Gray’s inspiration was William Smellies’s preface to The Philosophy of Natural History. It speCulated that if one collected together the prefaces summarising the ideas and motives behind great books, it'd make

a fascinating literary history. Gray set about the task sixteen years ago, but it only reached completion when a list of literary luminaries helped him out with the commentaries margin notes that bring the prefaces to life.

’I sent out a list of authors I wanted. Frank Kuppner did Carrol’s The Hunting of the Snark and Hopkins’ Wreck of the Deutsch/and, both about disastrous sea voyages. Liz Lochhead, who wrote Dreaming Frankenstein, did Mary Shelley’s Frankenstein.’

The finished reSult is over 600 pages of laVishly designed illustrated text, starting With a history of common philosophy through the first English text of the Lord's Prayer Circa 650, and finishing With Wilfred Owen in 1920. So how does such an administratively complex work compare to writing fiction? ‘That’s rather like asking a chef how his meat course compares With his dessert or fish courses, when one prepares several kinds of dishes and doesn’t specialise'

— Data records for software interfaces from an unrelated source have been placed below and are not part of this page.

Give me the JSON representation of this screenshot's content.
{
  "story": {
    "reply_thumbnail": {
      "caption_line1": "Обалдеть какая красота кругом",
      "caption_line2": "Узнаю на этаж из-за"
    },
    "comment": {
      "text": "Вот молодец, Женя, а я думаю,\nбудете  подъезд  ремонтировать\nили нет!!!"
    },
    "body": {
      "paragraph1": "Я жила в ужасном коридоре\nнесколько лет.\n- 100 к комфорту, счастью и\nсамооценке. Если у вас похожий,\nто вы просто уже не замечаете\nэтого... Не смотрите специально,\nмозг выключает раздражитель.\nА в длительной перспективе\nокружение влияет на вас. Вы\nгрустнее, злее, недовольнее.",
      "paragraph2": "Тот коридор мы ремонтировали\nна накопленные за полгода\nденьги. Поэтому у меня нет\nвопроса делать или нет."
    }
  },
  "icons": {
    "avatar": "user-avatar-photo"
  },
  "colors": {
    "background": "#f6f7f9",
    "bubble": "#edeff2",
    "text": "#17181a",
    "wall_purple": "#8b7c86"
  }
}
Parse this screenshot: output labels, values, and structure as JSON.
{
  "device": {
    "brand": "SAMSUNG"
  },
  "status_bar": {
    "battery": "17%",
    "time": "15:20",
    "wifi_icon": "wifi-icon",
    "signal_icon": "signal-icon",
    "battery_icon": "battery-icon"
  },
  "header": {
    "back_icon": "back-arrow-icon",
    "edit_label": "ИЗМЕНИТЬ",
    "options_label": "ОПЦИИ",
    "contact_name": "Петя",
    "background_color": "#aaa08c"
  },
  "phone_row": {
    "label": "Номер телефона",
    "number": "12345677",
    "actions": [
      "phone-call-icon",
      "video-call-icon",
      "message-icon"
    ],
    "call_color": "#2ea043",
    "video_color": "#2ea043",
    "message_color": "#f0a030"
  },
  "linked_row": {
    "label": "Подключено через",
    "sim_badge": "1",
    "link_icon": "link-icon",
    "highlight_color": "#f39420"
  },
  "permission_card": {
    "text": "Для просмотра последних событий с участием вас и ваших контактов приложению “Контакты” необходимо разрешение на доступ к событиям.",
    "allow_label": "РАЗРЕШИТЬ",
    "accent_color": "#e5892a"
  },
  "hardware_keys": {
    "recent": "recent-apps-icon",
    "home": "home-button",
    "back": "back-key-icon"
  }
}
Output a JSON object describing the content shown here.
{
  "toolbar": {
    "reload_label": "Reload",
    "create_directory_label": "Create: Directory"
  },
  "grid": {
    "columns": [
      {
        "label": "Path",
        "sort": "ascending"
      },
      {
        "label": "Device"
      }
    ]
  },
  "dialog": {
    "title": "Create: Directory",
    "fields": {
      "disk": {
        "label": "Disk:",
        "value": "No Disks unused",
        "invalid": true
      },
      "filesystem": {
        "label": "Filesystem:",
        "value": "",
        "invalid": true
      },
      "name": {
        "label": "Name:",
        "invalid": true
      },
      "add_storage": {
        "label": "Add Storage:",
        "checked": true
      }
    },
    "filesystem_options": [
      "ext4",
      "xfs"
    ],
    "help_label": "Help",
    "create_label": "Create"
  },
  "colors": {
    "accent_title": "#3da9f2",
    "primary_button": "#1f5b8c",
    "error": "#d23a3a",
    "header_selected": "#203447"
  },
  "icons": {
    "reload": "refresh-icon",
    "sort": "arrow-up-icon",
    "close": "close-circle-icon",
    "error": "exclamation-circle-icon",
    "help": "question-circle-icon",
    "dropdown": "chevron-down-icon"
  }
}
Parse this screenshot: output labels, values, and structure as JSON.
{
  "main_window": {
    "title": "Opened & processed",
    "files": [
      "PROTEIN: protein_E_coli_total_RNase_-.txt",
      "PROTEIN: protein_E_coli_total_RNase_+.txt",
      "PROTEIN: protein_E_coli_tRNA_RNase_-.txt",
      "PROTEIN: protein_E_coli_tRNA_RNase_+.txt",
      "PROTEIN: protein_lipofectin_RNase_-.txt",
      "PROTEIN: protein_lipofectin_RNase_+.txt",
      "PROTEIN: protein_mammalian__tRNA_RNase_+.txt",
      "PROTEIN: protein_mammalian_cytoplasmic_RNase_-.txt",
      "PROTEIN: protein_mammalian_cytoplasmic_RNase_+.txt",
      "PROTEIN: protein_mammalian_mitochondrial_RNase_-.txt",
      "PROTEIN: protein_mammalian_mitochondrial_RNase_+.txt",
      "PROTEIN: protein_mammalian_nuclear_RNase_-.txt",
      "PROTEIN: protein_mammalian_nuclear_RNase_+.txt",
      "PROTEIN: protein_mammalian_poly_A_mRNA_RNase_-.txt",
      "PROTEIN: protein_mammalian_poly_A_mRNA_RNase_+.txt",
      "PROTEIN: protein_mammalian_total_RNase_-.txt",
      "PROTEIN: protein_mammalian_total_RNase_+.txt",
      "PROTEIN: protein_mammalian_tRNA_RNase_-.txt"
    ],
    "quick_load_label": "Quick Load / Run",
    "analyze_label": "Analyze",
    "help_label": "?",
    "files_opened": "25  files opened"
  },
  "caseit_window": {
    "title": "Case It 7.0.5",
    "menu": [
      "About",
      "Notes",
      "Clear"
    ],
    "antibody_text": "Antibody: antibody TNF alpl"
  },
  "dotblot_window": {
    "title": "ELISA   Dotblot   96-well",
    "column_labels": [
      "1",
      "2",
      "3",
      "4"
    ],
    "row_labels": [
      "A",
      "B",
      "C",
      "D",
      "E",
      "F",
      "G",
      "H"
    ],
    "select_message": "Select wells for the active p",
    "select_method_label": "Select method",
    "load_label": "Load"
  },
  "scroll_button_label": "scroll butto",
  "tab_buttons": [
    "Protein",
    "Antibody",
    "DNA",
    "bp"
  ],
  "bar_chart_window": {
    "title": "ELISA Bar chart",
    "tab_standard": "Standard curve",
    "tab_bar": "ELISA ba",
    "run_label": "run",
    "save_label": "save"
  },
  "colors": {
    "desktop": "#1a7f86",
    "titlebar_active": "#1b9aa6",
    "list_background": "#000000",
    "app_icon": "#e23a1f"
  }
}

So what dish is The Book Of Prefaces? 'A ghastly goulash,’ he replies immedzately, 'With lots of different flavours.’ (Gabe Stewart)

I Alasdair Gray in coversation with A.L. Kennedy (Book) Charlotte Square Gardens, 624 5050, 25 Aug, 2.30pm, £6.50 (£4.50).

I-Iiilifl *

Fill up on this banquet of goodies

Dr Palfi In The Really‘ Dangerous SafetyS ow

The crazy doctor's back in town with another crowd-pleasing exercise in mirth. He's not called a consultant laughologist for nothing you know. See review. Dr Pa/fi In The Really Dangerous Safety Show (Fringe) Scottish International at Dynamic Earth (Venue 78) 530 3557, unti/27 Aug, 2.45pm, £5 (£4).

Journey To The Centre Of The Earth

Jules Verne’s epic adventure tale has never been more fun than in the capable hands of master storyteller, Mark Pencak. See reVieW. Journey To The Centre Of The Earth (Fringe) Blue Boat Theatre, The Stand Comedy Club (Venue 5) 558 7272, until 28 Aug, 7pm, £4 (£3).

Picasso’s Women: Gaby & Marie-Therese

See preVieW, left. Picasso’s Women (Fringe) Assembly Rooms (Venue 3) 226 2428, until 28 Aug, 2pm, {9/in (f8/f9).


Dark, dangerous and drug- fuelled, Jez Butterworth's powerful look at 505 Soho gangsters. Mojo (Fringe) The Rea/ly Youthful Theatre Company, Assembly Rooms (Venue 3) 226 2428, until 28 Aug, 7.30pm, in/fli (f9/f70).

Loco County Lonesome The laughs come thick and fast in Pat McCabe’s tale of two unemployed butchers reminiscing about old times. Loco County Lonesome (Fringe) Black Box Theatre, Assemb/y Rooms, 226 2428, until 28 Aug, 2.50pm, £9/f 70 (f 8/f 9).

Somebody To Love

Queen have never sounded so good. Three mask-wearing mime artists tear at the heartstrings in this pOignant love triangle set to some of Freddie's greatest hits. See reView. Somebody To Love (Fringe) Blow Up Theatre, P/easance, 556 6550, until 28 Aug, 7.40pm, £7/f8 (f6/f7).

24 Aug—2 Sep 2000 THE LIST FESTIVAL GUIDE 23